Malala Yousafzai at the Jordan/Syrian border on Feb. 16, 2014, in a still from "He Named Me Malala." (Gina Nemirofsky/20th Century Fox)


Malala Yousafzai at the Jordan/Syrian border on Feb. 16, 2014, in a still from "He Named Me Malala." (Gina Nemirofsky/20th Century Fox)

Tiffany Wade, News Editor

On October 2, 2015, the story of Malala Yousafzai will come to theaters as He Named Me Malala. The documentary is based on the book “I Am Malala” which was released towards the end of 2013.

  The story of Malala began when the Taliban was attacking girls’ schools in the Swat District of Pakistan and in return she gave a speech about how she deserves an education.

“How dare the Taliban take away my basic right to education,” Malala explained.

She began blogging for BBC in 2009 at her experience with the Taliban’s threats to rid her of her right to an education. She was smart enough not to use her real name and went by Gul Makai, but by December of that same year, her identity was revealed. Malala was nominated for the International Children’s Peace Prize in 2011 and was awarded Pakistan’s National Youth Peace Prize for her own activism.

She then began receiving death threats from the Taliban. At the time, the Taliban was taking control of the Swat Valley in Pakistan. She was ordered to be silenced when fighting not only for her education but for women’s education as well and was not willing to take no for an answer. At age fifteen, she was shot in the head while riding the bus and was said to have a portion of her skull removed to halt the swelling of her brain and was considered lucky to even survive. After being released from the hospital from a medically induced coma, she began to attend school in Birmingham in 2013.

In 2013, Malala was awarded the Sakharov Prize for Freedom of Thought. That same year she was nominated for the Nobel Peace Prize, but did not win. However, in 2014 she was nominated for the Nobel Peace Prize again and became the youngest person to receive this award. She gave a speech as she was being awarded, which put the audience in absolute awe.

“I am very proud to be the first Pakistani and youngest person to receive this award,” Malala claimed as she presented her Nobel Peace Prize Speech. “This award is not just for me. It is for those forgotten children who want education. It is for those frightened children who want peace. It is for those voiceless children who want change,” she said.

For her 18th birthday on July 12, 2015, also called Malala Day, the young activist continued to take action on global education by opening a school for Syrian refugee girls in Lebanon. Its expenses covered by the Malala Fund, the school was designed to admit nearly 200 girls from the ages of 14 to 18.

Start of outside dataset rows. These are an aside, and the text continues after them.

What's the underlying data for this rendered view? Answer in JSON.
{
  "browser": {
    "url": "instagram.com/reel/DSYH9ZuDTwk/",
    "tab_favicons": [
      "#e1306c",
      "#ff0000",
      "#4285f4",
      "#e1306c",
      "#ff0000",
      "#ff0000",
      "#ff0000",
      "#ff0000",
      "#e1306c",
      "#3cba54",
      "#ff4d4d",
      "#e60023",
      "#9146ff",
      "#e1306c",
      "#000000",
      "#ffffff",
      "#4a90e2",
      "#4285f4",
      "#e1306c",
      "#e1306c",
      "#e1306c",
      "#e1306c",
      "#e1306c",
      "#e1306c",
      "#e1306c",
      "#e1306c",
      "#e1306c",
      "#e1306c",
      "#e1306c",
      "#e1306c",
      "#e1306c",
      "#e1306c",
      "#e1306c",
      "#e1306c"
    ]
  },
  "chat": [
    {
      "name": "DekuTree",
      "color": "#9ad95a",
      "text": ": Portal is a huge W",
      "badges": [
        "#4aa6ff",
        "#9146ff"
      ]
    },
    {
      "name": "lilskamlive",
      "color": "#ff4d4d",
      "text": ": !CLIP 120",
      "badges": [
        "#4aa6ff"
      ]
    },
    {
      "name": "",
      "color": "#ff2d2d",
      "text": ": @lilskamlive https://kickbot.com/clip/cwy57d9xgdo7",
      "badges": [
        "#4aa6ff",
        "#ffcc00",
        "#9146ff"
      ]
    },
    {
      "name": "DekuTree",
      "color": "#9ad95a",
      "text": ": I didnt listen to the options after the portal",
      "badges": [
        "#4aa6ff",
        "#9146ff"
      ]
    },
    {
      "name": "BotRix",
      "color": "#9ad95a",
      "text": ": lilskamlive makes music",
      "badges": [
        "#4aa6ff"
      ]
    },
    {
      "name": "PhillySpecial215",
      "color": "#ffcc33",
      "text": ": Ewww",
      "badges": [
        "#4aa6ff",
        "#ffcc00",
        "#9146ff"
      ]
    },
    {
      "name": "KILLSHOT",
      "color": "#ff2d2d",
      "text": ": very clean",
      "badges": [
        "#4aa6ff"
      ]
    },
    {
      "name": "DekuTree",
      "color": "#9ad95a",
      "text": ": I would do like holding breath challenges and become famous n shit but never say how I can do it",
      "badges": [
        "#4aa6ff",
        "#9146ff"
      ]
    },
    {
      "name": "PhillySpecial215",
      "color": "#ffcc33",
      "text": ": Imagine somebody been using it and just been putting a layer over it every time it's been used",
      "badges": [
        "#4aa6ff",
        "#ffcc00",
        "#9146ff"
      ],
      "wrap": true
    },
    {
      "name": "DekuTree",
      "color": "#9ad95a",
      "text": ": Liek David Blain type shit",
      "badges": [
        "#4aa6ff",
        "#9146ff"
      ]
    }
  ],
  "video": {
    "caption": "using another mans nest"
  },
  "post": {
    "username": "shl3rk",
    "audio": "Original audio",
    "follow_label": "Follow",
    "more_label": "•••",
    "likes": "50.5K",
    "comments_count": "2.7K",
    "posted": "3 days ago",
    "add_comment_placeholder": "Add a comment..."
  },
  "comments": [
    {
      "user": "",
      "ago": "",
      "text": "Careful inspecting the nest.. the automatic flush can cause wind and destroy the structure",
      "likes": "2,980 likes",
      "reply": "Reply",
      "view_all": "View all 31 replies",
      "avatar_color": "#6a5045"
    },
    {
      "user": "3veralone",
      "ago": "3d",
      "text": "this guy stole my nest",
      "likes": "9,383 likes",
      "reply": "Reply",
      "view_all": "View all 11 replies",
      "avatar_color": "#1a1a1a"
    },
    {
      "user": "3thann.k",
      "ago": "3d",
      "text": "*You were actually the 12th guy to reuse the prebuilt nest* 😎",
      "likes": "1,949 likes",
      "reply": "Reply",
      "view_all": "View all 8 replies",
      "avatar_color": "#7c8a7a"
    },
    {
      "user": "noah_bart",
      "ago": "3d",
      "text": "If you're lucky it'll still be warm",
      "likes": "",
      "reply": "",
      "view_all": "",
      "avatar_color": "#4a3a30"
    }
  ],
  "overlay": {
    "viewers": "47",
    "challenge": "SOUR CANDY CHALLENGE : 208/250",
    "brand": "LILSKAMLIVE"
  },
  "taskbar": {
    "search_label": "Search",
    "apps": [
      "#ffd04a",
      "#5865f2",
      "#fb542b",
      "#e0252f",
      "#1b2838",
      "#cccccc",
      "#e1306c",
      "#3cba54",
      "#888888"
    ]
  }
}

“Today on my first day as an adult, on behalf of the world’s children, I demand of leaders we must invest in books instead of bullets,” Yousafzai proclaimed in one of the school’s classrooms.

The documentary will cover all of these important points in Malala’s life to symbolize how it doesn’t matter what age someone is, they can make a difference and become a humanitarian and activist by fighting every step of the way to reach the desired goal. Malala wasn’t afraid to stand up to the higher authority to prove her point and she wants other girls to do the same.